§ **Information provided**
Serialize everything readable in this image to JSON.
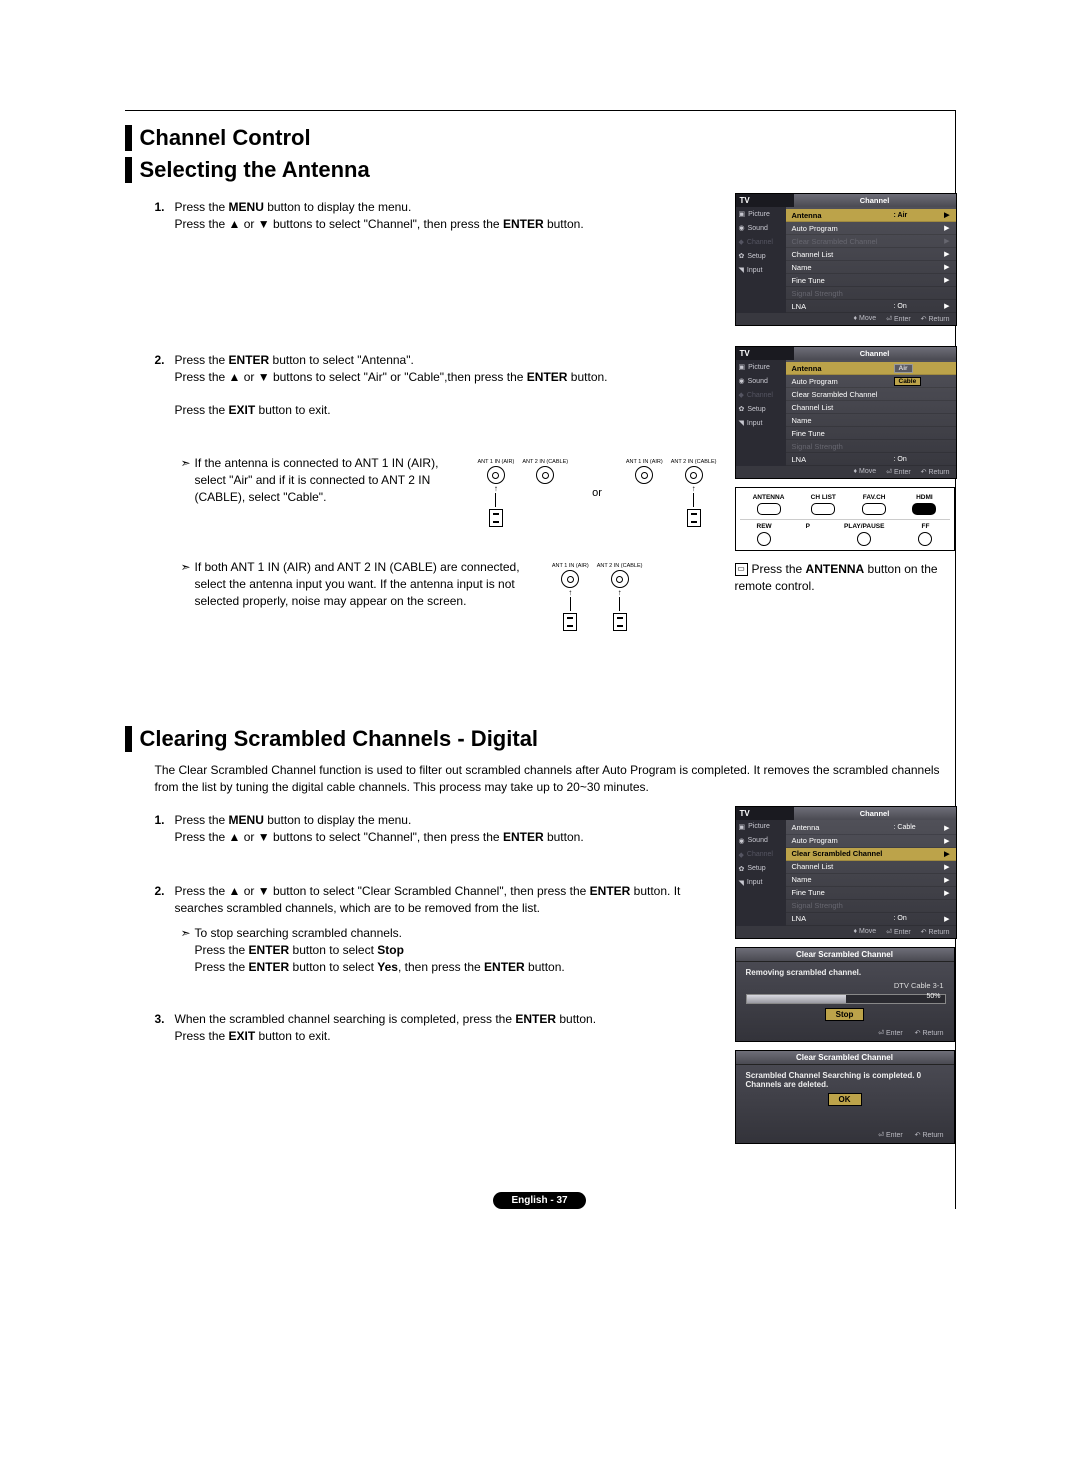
{
  "section_title": "Channel Control",
  "heading1": "Selecting the Antenna",
  "step1_1_a": "Press the ",
  "step1_1_menu": "MENU",
  "step1_1_b": " button to display the menu.",
  "step1_1_c": "Press the ▲ or ▼ buttons to select \"Channel\", then press the ",
  "step1_1_enter": "ENTER",
  "step1_1_d": " button.",
  "step1_2_a": "Press the ",
  "step1_2_b": " button to select \"Antenna\".",
  "step1_2_c": "Press the ▲ or ▼  buttons to select \"Air\" or \"Cable\",then press the ",
  "step1_2_d": " button.",
  "step1_2_e": "Press the ",
  "step1_2_exit": "EXIT",
  "step1_2_f": " button to exit.",
  "note1": "If the antenna is connected to ANT 1 IN (AIR), select \"Air\" and if it is connected to ANT 2 IN (CABLE), select \"Cable\".",
  "or_label": "or",
  "note2_a": "If both ANT 1 IN (AIR) and ANT 2 IN (CABLE) are connected, select the antenna input you want. If the antenna input is not selected properly, noise may appear on the screen.",
  "remote_note_a": "Press the ",
  "remote_note_btn": "ANTENNA",
  "remote_note_b": " button on the remote control.",
  "menu": {
    "tv": "TV",
    "channel": "Channel",
    "picture": "Picture",
    "sound": "Sound",
    "channel_icon": "Channel",
    "setup": "Setup",
    "input": "Input",
    "antenna": "Antenna",
    "auto_program": "Auto Program",
    "clear_scrambled": "Clear Scrambled Channel",
    "channel_list": "Channel List",
    "name": "Name",
    "fine_tune": "Fine Tune",
    "signal_strength": "Signal Strength",
    "lna": "LNA",
    "air": ": Air",
    "cable": ": Cable",
    "air_pill": "Air",
    "cable_pill": "Cable",
    "on": ": On",
    "move": "Move",
    "enter": "Enter",
    "return": "Return"
  },
  "remote": {
    "antenna": "ANTENNA",
    "chlist": "CH LIST",
    "favch": "FAV.CH",
    "hdmi": "HDMI",
    "rew": "REW",
    "p": "P",
    "playpause": "PLAY/PAUSE",
    "ff": "FF"
  },
  "conn": {
    "ant1_air": "ANT 1 IN (AIR)",
    "ant2_cable": "ANT 2 IN (CABLE)"
  },
  "heading2": "Clearing Scrambled Channels - Digital",
  "intro2": "The Clear Scrambled Channel function is used to filter out scrambled channels after Auto Program is completed. It removes the scrambled channels from the list by tuning the digital cable channels. This process may take up to 20~30 minutes.",
  "step2_1_a": "Press the ",
  "step2_1_b": " button to display the menu.",
  "step2_1_c": "Press the ▲ or ▼ buttons to select \"Channel\", then press the ",
  "step2_1_d": " button.",
  "step2_2_a": "Press the ▲ or ▼ button to select \"Clear Scrambled Channel\", then press the ",
  "step2_2_b": " button. It searches scrambled channels, which are to be removed from the list.",
  "step2_note_a": "To stop searching scrambled channels.",
  "step2_note_b": "Press the ",
  "step2_note_c": " button to select ",
  "step2_note_stop": "Stop",
  "step2_note_d": "Press the ",
  "step2_note_e": " button to select ",
  "step2_note_yes": "Yes",
  "step2_note_f": ", then press the ",
  "step2_note_g": " button.",
  "step2_3_a": "When the scrambled channel searching is completed, press the ",
  "step2_3_b": " button.",
  "step2_3_c": "Press the ",
  "step2_3_d": " button to exit.",
  "popup1": {
    "title": "Clear Scrambled Channel",
    "msg": "Removing scrambled channel.",
    "sub": "DTV Cable 3-1",
    "progress": "50%",
    "btn": "Stop",
    "enter": "Enter",
    "return": "Return"
  },
  "popup2": {
    "title": "Clear Scrambled Channel",
    "msg": "Scrambled Channel Searching is completed. 0 Channels are deleted.",
    "btn": "OK",
    "enter": "Enter",
    "return": "Return"
  },
  "num1": "1.",
  "num2": "2.",
  "num3": "3.",
  "arrow": "➣",
  "footer": "English - 37"
}
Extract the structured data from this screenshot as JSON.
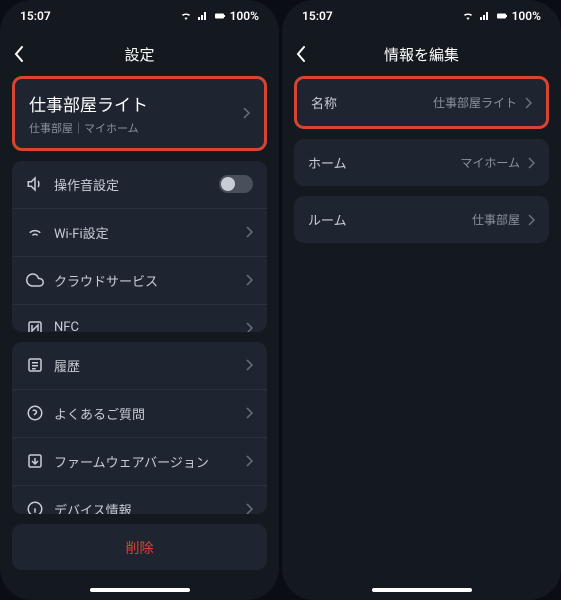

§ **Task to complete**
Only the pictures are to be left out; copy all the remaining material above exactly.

§ **Task result**
Serialize everything readable in this image to JSON.
{
  "section_title": "Channel Control",
  "heading1": "Selecting the Antenna",
  "step1_1_a": "Press the ",
  "step1_1_menu": "MENU",
  "step1_1_b": " button to display the menu.",
  "step1_1_c": "Press the ▲ or ▼ buttons to select \"Channel\", then press the ",
  "step1_1_enter": "ENTER",
  "step1_1_d": " button.",
  "step1_2_a": "Press the ",
  "step1_2_b": " button to select \"Antenna\".",
  "step1_2_c": "Press the ▲ or ▼  buttons to select \"Air\" or \"Cable\",then press the ",
  "step1_2_d": " button.",
  "step1_2_e": "Press the ",
  "step1_2_exit": "EXIT",
  "step1_2_f": " button to exit.",
  "note1": "If the antenna is connected to ANT 1 IN (AIR), select \"Air\" and if it is connected to ANT 2 IN (CABLE), select \"Cable\".",
  "or_label": "or",
  "note2_a": "If both ANT 1 IN (AIR) and ANT 2 IN (CABLE) are connected, select the antenna input you want. If the antenna input is not selected properly, noise may appear on the screen.",
  "remote_note_a": "Press the ",
  "remote_note_btn": "ANTENNA",
  "remote_note_b": " button on the remote control.",
  "menu": {
    "tv": "TV",
    "channel": "Channel",
    "picture": "Picture",
    "sound": "Sound",
    "channel_icon": "Channel",
    "setup": "Setup",
    "input": "Input",
    "antenna": "Antenna",
    "auto_program": "Auto Program",
    "clear_scrambled": "Clear Scrambled Channel",
    "channel_list": "Channel List",
    "name": "Name",
    "fine_tune": "Fine Tune",
    "signal_strength": "Signal Strength",
    "lna": "LNA",
    "air": ": Air",
    "cable": ": Cable",
    "air_pill": "Air",
    "cable_pill": "Cable",
    "on": ": On",
    "move": "Move",
    "enter": "Enter",
    "return": "Return"
  },
  "remote": {
    "antenna": "ANTENNA",
    "chlist": "CH LIST",
    "favch": "FAV.CH",
    "hdmi": "HDMI",
    "rew": "REW",
    "p": "P",
    "playpause": "PLAY/PAUSE",
    "ff": "FF"
  },
  "conn": {
    "ant1_air": "ANT 1 IN (AIR)",
    "ant2_cable": "ANT 2 IN (CABLE)"
  },
  "heading2": "Clearing Scrambled Channels - Digital",
  "intro2": "The Clear Scrambled Channel function is used to filter out scrambled channels after Auto Program is completed. It removes the scrambled channels from the list by tuning the digital cable channels. This process may take up to 20~30 minutes.",
  "step2_1_a": "Press the ",
  "step2_1_b": " button to display the menu.",
  "step2_1_c": "Press the ▲ or ▼ buttons to select \"Channel\", then press the ",
  "step2_1_d": " button.",
  "step2_2_a": "Press the ▲ or ▼ button to select \"Clear Scrambled Channel\", then press the ",
  "step2_2_b": " button. It searches scrambled channels, which are to be removed from the list.",
  "step2_note_a": "To stop searching scrambled channels.",
  "step2_note_b": "Press the ",
  "step2_note_c": " button to select ",
  "step2_note_stop": "Stop",
  "step2_note_d": "Press the ",
  "step2_note_e": " button to select ",
  "step2_note_yes": "Yes",
  "step2_note_f": ", then press the ",
  "step2_note_g": " button.",
  "step2_3_a": "When the scrambled channel searching is completed, press the ",
  "step2_3_b": " button.",
  "step2_3_c": "Press the ",
  "step2_3_d": " button to exit.",
  "popup1": {
    "title": "Clear Scrambled Channel",
    "msg": "Removing scrambled channel.",
    "sub": "DTV Cable 3-1",
    "progress": "50%",
    "btn": "Stop",
    "enter": "Enter",
    "return": "Return"
  },
  "popup2": {
    "title": "Clear Scrambled Channel",
    "msg": "Scrambled Channel Searching is completed. 0 Channels are deleted.",
    "btn": "OK",
    "enter": "Enter",
    "return": "Return"
  },
  "num1": "1.",
  "num2": "2.",
  "num3": "3.",
  "arrow": "➣",
  "footer": "English - 37"
}
Extract the structured data from this screenshot as JSON.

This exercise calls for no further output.